For the full report on the continuing spat between PGA of America President Ted Bishop and R&A Chief Peter Dawson check out Tim Rosaforte’s story in Golf World. But here’s the cliff’s notes. The R&A and USGA have proposed the ban on anchored putting strokes to take effect in 2016. The PGA of America (representing the teaching professionals in the US) has stated its opposition to the proposal. From the Golf World story:
After being told by R&A chief executive Peter Dawson that it was not the PGA of America’s responsibility to grow the game in America, Bishop, in both an interview and email exchange with Golf World, responded by questioning the R&A’s male-only membership.
“I find that to be very curious and perplexing given the fact that the R&A has not been inclusive as evidenced by their unwillingness to accept women as members to the R&A,” Bishop said. “This is a much different approach than we have taken in America.”
Bishop is certainly not taking this lying down. Another wrinkle into the male-only R&A membership policies is that the Open Championship, the R&A’s flagship event will be contested at Muirfield, where there are no female members.
The PGA of America dealt with the backlash of Shoal Creek hosting the 1990 PGA Championship while having an all-white membership policy. Since then, the PGA and PGA Tour (related in name only) have made it a policy to only use venues with inclusive membership policies.
Hell, even Augusta National finally came around last year with the additions of Condoleeza Rice and Darla Moore.

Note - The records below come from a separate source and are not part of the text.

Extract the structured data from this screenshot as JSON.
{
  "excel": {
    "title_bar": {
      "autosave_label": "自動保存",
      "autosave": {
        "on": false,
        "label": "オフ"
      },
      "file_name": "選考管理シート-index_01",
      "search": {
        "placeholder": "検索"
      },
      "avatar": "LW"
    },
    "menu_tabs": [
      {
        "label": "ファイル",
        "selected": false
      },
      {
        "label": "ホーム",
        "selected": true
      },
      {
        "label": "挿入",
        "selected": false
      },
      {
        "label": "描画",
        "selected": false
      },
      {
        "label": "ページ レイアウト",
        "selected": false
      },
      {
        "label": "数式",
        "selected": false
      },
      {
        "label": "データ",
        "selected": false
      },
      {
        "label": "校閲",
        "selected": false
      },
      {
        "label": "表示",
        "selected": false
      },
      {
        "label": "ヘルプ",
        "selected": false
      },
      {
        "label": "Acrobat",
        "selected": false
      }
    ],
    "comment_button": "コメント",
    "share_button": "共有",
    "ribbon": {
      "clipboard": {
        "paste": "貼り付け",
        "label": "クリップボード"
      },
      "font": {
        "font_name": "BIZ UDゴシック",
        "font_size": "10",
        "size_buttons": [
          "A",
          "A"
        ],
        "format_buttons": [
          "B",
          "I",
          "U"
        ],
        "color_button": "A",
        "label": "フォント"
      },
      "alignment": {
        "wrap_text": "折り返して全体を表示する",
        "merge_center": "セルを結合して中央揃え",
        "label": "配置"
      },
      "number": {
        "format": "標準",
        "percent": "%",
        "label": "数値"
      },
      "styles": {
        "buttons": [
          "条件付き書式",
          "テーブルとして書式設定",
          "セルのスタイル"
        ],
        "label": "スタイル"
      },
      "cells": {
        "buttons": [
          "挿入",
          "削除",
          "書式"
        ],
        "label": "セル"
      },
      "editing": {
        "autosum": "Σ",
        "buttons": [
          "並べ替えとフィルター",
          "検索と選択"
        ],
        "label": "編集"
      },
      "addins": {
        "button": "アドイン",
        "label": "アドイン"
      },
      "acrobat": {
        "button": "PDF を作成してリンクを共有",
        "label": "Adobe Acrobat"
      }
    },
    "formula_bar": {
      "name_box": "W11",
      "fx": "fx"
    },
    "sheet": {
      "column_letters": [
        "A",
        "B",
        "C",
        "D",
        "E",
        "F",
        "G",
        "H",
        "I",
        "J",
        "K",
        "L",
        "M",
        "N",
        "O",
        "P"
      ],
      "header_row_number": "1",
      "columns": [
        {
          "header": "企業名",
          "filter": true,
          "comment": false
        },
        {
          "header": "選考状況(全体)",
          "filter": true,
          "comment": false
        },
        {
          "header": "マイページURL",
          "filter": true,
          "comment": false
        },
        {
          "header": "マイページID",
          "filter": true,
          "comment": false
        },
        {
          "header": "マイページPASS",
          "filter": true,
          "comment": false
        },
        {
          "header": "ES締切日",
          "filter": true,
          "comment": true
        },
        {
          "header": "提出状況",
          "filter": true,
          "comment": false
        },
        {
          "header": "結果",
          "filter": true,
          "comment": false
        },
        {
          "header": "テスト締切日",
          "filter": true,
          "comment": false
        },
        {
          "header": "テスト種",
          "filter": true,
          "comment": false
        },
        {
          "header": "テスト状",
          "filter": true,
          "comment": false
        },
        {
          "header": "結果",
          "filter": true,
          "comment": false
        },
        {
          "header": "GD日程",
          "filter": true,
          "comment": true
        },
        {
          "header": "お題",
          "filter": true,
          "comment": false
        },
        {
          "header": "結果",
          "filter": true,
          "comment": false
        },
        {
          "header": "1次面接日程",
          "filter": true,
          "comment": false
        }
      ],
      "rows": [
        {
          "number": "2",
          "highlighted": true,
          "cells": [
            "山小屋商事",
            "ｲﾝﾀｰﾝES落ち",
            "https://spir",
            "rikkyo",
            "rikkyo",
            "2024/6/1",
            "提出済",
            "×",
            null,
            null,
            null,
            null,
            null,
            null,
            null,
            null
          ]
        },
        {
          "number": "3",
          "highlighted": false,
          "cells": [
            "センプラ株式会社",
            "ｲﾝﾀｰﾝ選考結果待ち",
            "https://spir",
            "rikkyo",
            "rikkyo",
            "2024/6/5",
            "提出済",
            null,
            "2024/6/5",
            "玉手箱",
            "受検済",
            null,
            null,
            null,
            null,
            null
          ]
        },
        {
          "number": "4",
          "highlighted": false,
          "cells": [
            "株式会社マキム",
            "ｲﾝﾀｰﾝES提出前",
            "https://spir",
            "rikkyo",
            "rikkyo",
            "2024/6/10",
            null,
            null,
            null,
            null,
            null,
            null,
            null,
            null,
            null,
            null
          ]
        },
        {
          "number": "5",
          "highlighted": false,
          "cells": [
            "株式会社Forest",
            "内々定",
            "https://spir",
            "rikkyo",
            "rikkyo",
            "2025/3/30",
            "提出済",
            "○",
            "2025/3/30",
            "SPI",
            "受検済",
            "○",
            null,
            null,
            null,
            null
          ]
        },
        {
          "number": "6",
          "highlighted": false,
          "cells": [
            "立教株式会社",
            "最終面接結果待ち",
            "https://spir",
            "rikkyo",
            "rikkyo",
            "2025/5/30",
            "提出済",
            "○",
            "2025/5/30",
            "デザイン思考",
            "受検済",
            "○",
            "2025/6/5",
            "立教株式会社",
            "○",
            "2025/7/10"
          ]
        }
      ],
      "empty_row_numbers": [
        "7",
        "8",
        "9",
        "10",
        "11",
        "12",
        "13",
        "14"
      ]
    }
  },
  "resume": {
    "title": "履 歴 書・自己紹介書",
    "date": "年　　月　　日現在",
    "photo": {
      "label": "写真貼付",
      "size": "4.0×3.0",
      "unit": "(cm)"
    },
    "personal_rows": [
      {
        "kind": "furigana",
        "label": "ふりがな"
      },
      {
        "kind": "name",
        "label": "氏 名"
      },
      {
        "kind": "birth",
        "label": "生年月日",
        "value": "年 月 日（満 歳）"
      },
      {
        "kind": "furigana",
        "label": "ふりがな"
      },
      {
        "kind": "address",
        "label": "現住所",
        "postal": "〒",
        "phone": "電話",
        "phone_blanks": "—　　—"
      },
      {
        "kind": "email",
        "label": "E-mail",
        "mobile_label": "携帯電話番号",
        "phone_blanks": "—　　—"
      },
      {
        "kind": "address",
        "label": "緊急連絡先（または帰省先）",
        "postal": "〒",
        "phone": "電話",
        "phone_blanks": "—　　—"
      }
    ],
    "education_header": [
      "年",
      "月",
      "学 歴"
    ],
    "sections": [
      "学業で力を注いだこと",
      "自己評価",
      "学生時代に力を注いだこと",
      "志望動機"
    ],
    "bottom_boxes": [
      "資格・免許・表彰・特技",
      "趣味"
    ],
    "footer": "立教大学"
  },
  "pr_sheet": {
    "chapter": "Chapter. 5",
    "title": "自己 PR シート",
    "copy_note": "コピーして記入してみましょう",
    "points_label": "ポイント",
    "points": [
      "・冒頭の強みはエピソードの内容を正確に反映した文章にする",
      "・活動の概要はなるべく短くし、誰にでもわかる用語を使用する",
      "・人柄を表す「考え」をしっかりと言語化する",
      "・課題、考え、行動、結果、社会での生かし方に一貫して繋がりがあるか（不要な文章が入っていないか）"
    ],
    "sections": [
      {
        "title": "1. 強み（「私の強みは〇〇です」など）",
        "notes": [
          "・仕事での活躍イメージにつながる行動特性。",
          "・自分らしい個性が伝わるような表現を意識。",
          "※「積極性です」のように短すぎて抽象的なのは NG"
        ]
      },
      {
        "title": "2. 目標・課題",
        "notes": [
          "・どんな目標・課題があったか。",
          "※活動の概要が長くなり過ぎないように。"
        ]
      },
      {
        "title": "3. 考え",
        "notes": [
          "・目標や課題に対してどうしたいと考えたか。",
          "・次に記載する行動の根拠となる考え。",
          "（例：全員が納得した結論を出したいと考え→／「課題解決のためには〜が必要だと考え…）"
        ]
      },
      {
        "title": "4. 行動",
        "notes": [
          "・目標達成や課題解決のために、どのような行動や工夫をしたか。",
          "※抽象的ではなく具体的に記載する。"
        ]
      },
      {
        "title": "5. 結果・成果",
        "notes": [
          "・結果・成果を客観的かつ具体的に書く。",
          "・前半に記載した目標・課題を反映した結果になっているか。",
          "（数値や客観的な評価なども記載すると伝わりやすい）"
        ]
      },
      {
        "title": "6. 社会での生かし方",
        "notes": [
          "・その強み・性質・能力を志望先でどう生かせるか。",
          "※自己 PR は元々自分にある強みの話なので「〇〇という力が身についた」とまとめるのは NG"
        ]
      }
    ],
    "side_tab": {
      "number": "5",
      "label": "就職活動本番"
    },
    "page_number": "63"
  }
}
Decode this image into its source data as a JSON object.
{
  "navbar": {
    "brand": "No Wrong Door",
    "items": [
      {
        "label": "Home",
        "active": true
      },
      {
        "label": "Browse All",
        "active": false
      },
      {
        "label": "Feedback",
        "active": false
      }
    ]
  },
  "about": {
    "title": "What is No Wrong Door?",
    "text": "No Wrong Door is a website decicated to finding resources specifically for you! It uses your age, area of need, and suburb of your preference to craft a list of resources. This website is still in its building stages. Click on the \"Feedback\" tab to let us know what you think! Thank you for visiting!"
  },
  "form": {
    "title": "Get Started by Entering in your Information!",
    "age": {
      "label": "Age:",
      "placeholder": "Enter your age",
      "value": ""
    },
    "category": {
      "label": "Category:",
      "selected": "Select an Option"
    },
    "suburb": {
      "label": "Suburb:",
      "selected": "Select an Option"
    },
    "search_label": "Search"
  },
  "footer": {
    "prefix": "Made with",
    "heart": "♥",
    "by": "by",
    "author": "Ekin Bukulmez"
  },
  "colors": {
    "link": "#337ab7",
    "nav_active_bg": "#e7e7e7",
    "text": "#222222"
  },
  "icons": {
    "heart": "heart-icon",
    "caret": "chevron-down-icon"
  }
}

While Bishop might very well be “grandstanding” as Dawson claims, he is merely speaking on behalf of his constituents. The greater point made by Bishop is a good question to ask: How can the R&A claim to represent all of golf when they do not allow women into their membership?